DIRECTIONS FOR THIS TASK - Would you please copy each line below that includes the string "Rating"?

Page and application data records
<<<<

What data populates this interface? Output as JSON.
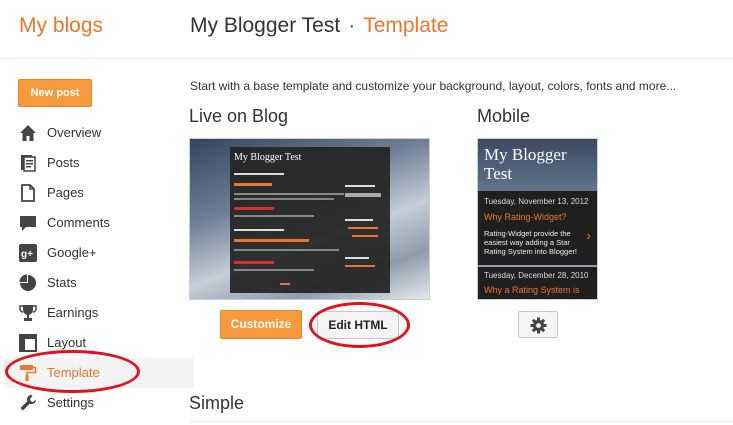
{
  "header": {
    "brand": "My blogs",
    "blog_title": "My Blogger Test",
    "separator": "·",
    "section": "Template"
  },
  "sidebar": {
    "new_post": "New post",
    "items": [
      {
        "label": "Overview",
        "icon": "home-icon"
      },
      {
        "label": "Posts",
        "icon": "posts-icon"
      },
      {
        "label": "Pages",
        "icon": "pages-icon"
      },
      {
        "label": "Comments",
        "icon": "comments-icon"
      },
      {
        "label": "Google+",
        "icon": "google-plus-icon"
      },
      {
        "label": "Stats",
        "icon": "stats-icon"
      },
      {
        "label": "Earnings",
        "icon": "trophy-icon"
      },
      {
        "label": "Layout",
        "icon": "layout-icon"
      },
      {
        "label": "Template",
        "icon": "paint-roller-icon",
        "active": true
      },
      {
        "label": "Settings",
        "icon": "wrench-icon"
      }
    ]
  },
  "main": {
    "intro": "Start with a base template and customize your background, layout, colors, fonts and more...",
    "live": {
      "title": "Live on Blog",
      "preview_title": "My Blogger Test",
      "customize": "Customize",
      "edit_html": "Edit HTML"
    },
    "mobile": {
      "title": "Mobile",
      "preview_title": "My Blogger Test",
      "post1_date": "Tuesday, November 13, 2012",
      "post1_title": "Why Rating-Widget?",
      "post1_body": "Rating-Widget provide the easiest way adding a Star Rating System into Blogger!",
      "post2_date": "Tuesday, December 28, 2010",
      "post2_title": "Why a Rating System is",
      "arrow": "›"
    },
    "simple_title": "Simple"
  },
  "colors": {
    "accent": "#e8772e",
    "button": "#f79a3e",
    "highlight_ring": "#e0121b"
  }
}
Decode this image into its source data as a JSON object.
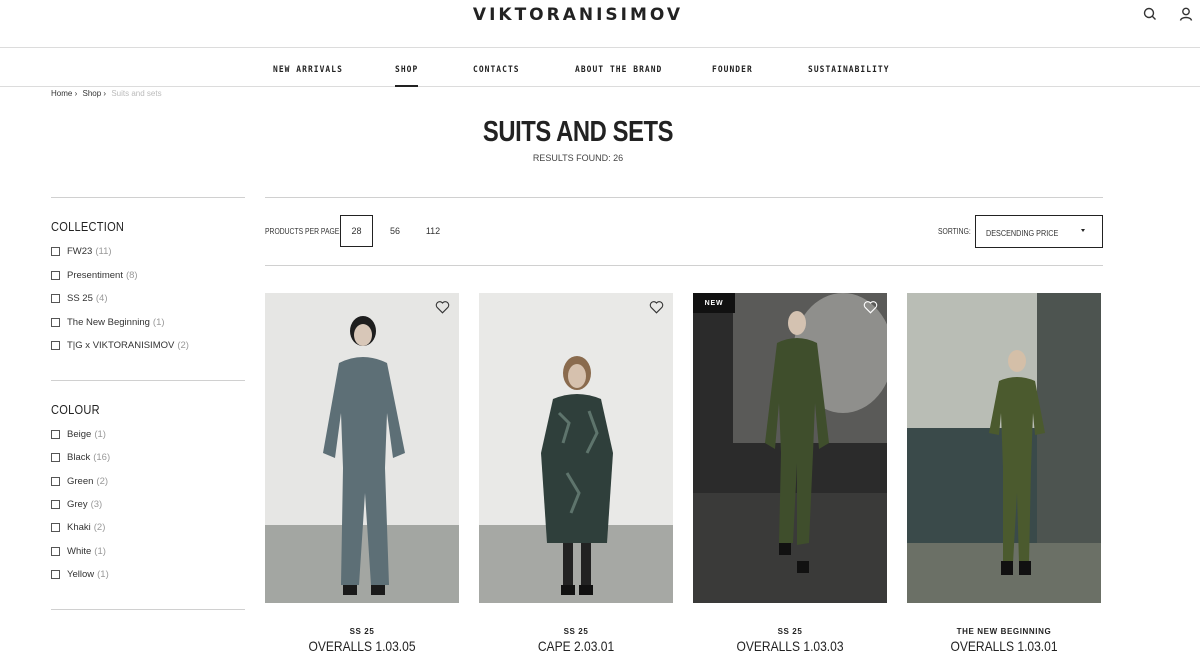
{
  "header": {
    "logo": "VIKTORANISIMOV",
    "search_icon": "search-icon",
    "account_icon": "user-icon"
  },
  "nav": {
    "items": [
      "NEW ARRIVALS",
      "SHOP",
      "CONTACTS",
      "ABOUT THE BRAND",
      "FOUNDER",
      "SUSTAINABILITY"
    ],
    "active": "SHOP"
  },
  "breadcrumb": {
    "home": "Home",
    "shop": "Shop",
    "current": "Suits and sets",
    "separator": "›"
  },
  "page": {
    "title": "SUITS AND SETS",
    "results": "RESULTS FOUND: 26"
  },
  "sidebar": {
    "collection": {
      "heading": "COLLECTION",
      "items": [
        {
          "label": "FW23",
          "count": "(11)"
        },
        {
          "label": "Presentiment",
          "count": "(8)"
        },
        {
          "label": "SS 25",
          "count": "(4)"
        },
        {
          "label": "The New Beginning",
          "count": "(1)"
        },
        {
          "label": "T|G x VIKTORANISIMOV",
          "count": "(2)"
        }
      ]
    },
    "colour": {
      "heading": "COLOUR",
      "items": [
        {
          "label": "Beige",
          "count": "(1)"
        },
        {
          "label": "Black",
          "count": "(16)"
        },
        {
          "label": "Green",
          "count": "(2)"
        },
        {
          "label": "Grey",
          "count": "(3)"
        },
        {
          "label": "Khaki",
          "count": "(2)"
        },
        {
          "label": "White",
          "count": "(1)"
        },
        {
          "label": "Yellow",
          "count": "(1)"
        }
      ]
    }
  },
  "toolbar": {
    "per_page_label": "PRODUCTS PER PAGE:",
    "per_page_options": [
      "28",
      "56",
      "112"
    ],
    "per_page_selected": "28",
    "sorting_label": "SORTING:",
    "sorting_value": "DESCENDING PRICE"
  },
  "products": [
    {
      "collection": "SS 25",
      "name": "OVERALLS 1.03.05",
      "badge": "",
      "colors": {
        "bg": "#e6e6e4",
        "floor": "#a3a6a2",
        "garment": "#5d6f76"
      }
    },
    {
      "collection": "SS 25",
      "name": "CAPE 2.03.01",
      "badge": "",
      "colors": {
        "bg": "#e9e9e7",
        "floor": "#a6a8a4",
        "garment": "#2f3f3b"
      }
    },
    {
      "collection": "SS 25",
      "name": "OVERALLS 1.03.03",
      "badge": "NEW",
      "colors": {
        "bg": "#2b2b2b",
        "floor": "#5a5a58",
        "garment": "#3f4e2c"
      }
    },
    {
      "collection": "THE NEW BEGINNING",
      "name": "OVERALLS 1.03.01",
      "badge": "",
      "colors": {
        "bg": "#b9bdb5",
        "floor": "#6b7066",
        "garment": "#4b5a2e"
      }
    }
  ]
}
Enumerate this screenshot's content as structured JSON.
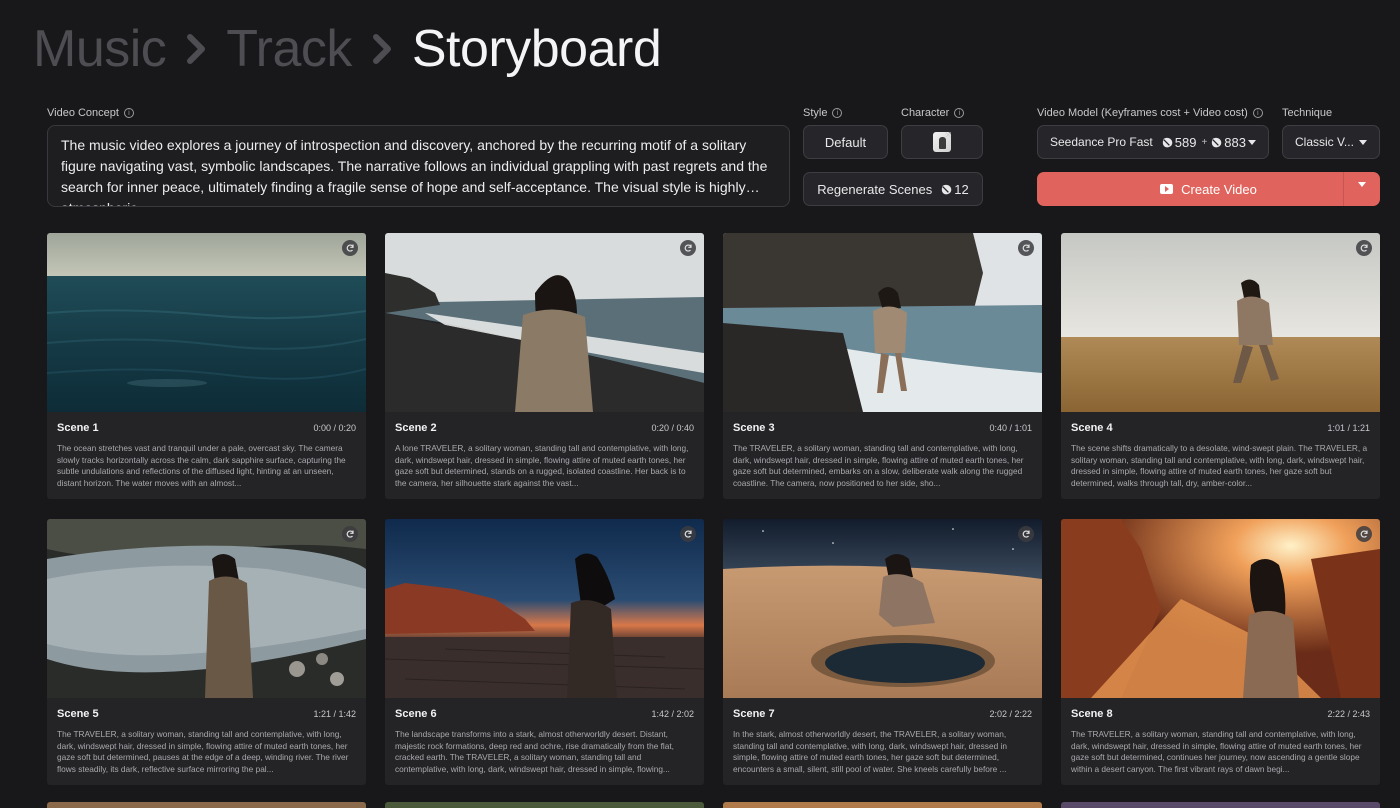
{
  "breadcrumb": {
    "items": [
      "Music",
      "Track",
      "Storyboard"
    ]
  },
  "concept": {
    "label": "Video Concept",
    "text": "The music video explores a journey of introspection and discovery, anchored by the recurring motif of a solitary figure navigating vast, symbolic landscapes. The narrative follows an individual grappling with past regrets and the search for inner peace, ultimately finding a fragile sense of hope and self-acceptance. The visual style is highly atmospheric,..."
  },
  "style": {
    "label": "Style",
    "value": "Default"
  },
  "character": {
    "label": "Character"
  },
  "regenerate": {
    "label": "Regenerate Scenes",
    "cost": "12"
  },
  "model": {
    "label": "Video Model (Keyframes cost + Video cost)",
    "value": "Seedance Pro Fast",
    "keyframe_cost": "589",
    "plus": "+",
    "video_cost": "883"
  },
  "technique": {
    "label": "Technique",
    "value": "Classic V..."
  },
  "create": {
    "label": "Create Video"
  },
  "colors": {
    "accent": "#e0645d",
    "background": "#18181a",
    "card": "#242427"
  },
  "scenes": [
    {
      "title": "Scene 1",
      "time": "0:00 / 0:20",
      "desc": "The ocean stretches vast and tranquil under a pale, overcast sky. The camera slowly tracks horizontally across the calm, dark sapphire surface, capturing the subtle undulations and reflections of the diffused light, hinting at an unseen, distant horizon. The water moves with an almost..."
    },
    {
      "title": "Scene 2",
      "time": "0:20 / 0:40",
      "desc": "A lone TRAVELER, a solitary woman, standing tall and contemplative, with long, dark, windswept hair, dressed in simple, flowing attire of muted earth tones, her gaze soft but determined, stands on a rugged, isolated coastline. Her back is to the camera, her silhouette stark against the vast..."
    },
    {
      "title": "Scene 3",
      "time": "0:40 / 1:01",
      "desc": "The TRAVELER, a solitary woman, standing tall and contemplative, with long, dark, windswept hair, dressed in simple, flowing attire of muted earth tones, her gaze soft but determined, embarks on a slow, deliberate walk along the rugged coastline. The camera, now positioned to her side, sho..."
    },
    {
      "title": "Scene 4",
      "time": "1:01 / 1:21",
      "desc": "The scene shifts dramatically to a desolate, wind-swept plain. The TRAVELER, a solitary woman, standing tall and contemplative, with long, dark, windswept hair, dressed in simple, flowing attire of muted earth tones, her gaze soft but determined, walks through tall, dry, amber-color..."
    },
    {
      "title": "Scene 5",
      "time": "1:21 / 1:42",
      "desc": "The TRAVELER, a solitary woman, standing tall and contemplative, with long, dark, windswept hair, dressed in simple, flowing attire of muted earth tones, her gaze soft but determined, pauses at the edge of a deep, winding river. The river flows steadily, its dark, reflective surface mirroring the pal..."
    },
    {
      "title": "Scene 6",
      "time": "1:42 / 2:02",
      "desc": "The landscape transforms into a stark, almost otherworldly desert. Distant, majestic rock formations, deep red and ochre, rise dramatically from the flat, cracked earth. The TRAVELER, a solitary woman, standing tall and contemplative, with long, dark, windswept hair, dressed in simple, flowing..."
    },
    {
      "title": "Scene 7",
      "time": "2:02 / 2:22",
      "desc": "In the stark, almost otherworldly desert, the TRAVELER, a solitary woman, standing tall and contemplative, with long, dark, windswept hair, dressed in simple, flowing attire of muted earth tones, her gaze soft but determined, encounters a small, silent, still pool of water. She kneels carefully before ..."
    },
    {
      "title": "Scene 8",
      "time": "2:22 / 2:43",
      "desc": "The TRAVELER, a solitary woman, standing tall and contemplative, with long, dark, windswept hair, dressed in simple, flowing attire of muted earth tones, her gaze soft but determined, continues her journey, now ascending a gentle slope within a desert canyon. The first vibrant rays of dawn begi..."
    }
  ]
}
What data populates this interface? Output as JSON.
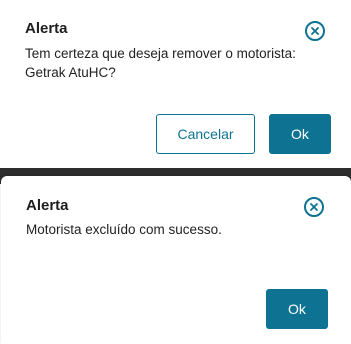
{
  "dialog_confirm": {
    "title": "Alerta",
    "message_line1": "Tem certeza que deseja remover o motorista:",
    "message_line2": "Getrak AtuHC?",
    "cancel_label": "Cancelar",
    "ok_label": "Ok",
    "close_icon": "close-circle-icon"
  },
  "dialog_success": {
    "title": "Alerta",
    "message": "Motorista excluído com sucesso.",
    "ok_label": "Ok",
    "close_icon": "close-circle-icon"
  },
  "colors": {
    "accent": "#0e7392",
    "text": "#1e1e1e",
    "overlay": "#2d2d2d"
  }
}
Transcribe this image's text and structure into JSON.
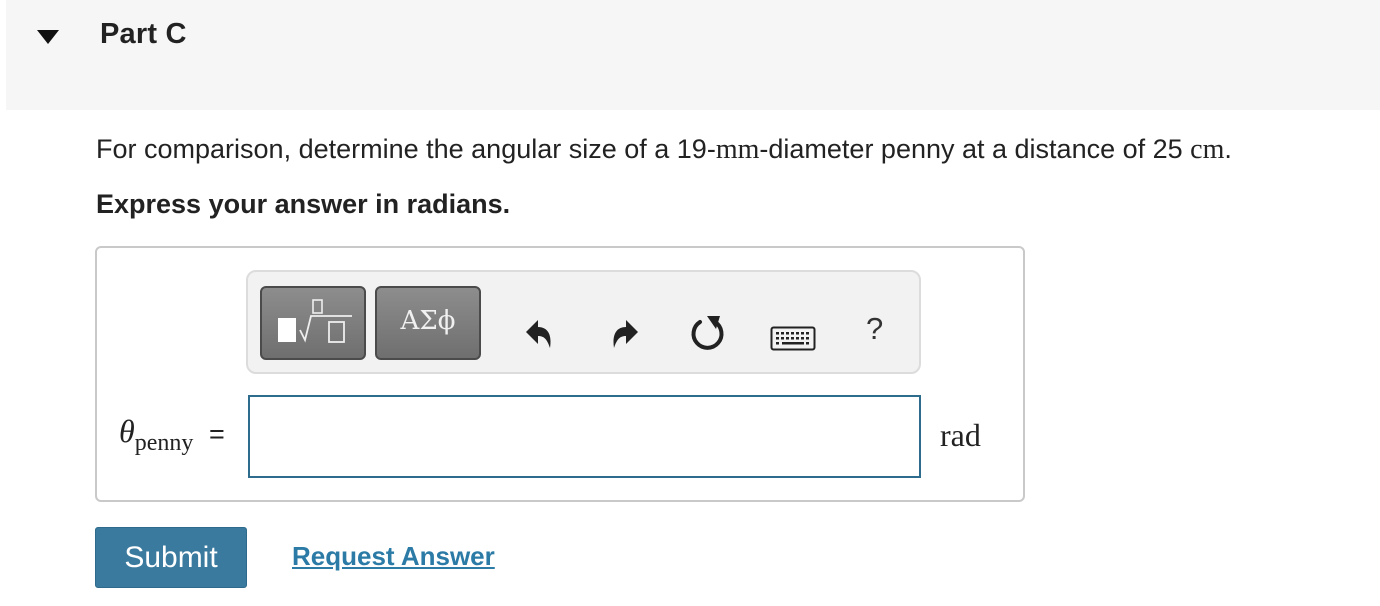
{
  "part": {
    "title": "Part C"
  },
  "question": {
    "text_before": "For comparison, determine the angular size of a 19-",
    "unit_mm": "mm",
    "text_middle": "-diameter penny at a distance of 25 ",
    "unit_cm": "cm",
    "text_after": "."
  },
  "instruction": "Express your answer in radians.",
  "toolbar": {
    "symbols_label": "ΑΣϕ",
    "help_label": "?",
    "icons": [
      "templates-icon",
      "undo-icon",
      "redo-icon",
      "reset-icon",
      "keyboard-icon",
      "help-icon"
    ]
  },
  "answer": {
    "variable_symbol": "θ",
    "variable_subscript": "penny",
    "equals": "=",
    "input_value": "",
    "unit": "rad"
  },
  "actions": {
    "submit_label": "Submit",
    "request_answer_label": "Request Answer"
  },
  "colors": {
    "header_bg": "#f6f6f6",
    "submit_bg": "#3a7a9e",
    "link": "#2b7ba6",
    "input_border": "#2e6c8e"
  }
}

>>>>

TASK OUTPUT -
      "post1_title": "Why Rating-Widget?",
      "post1_body": "Rating-Widget provide the easiest way adding a Star Rating System into Blogger!",
      "post2_title": "Why a Rating System is",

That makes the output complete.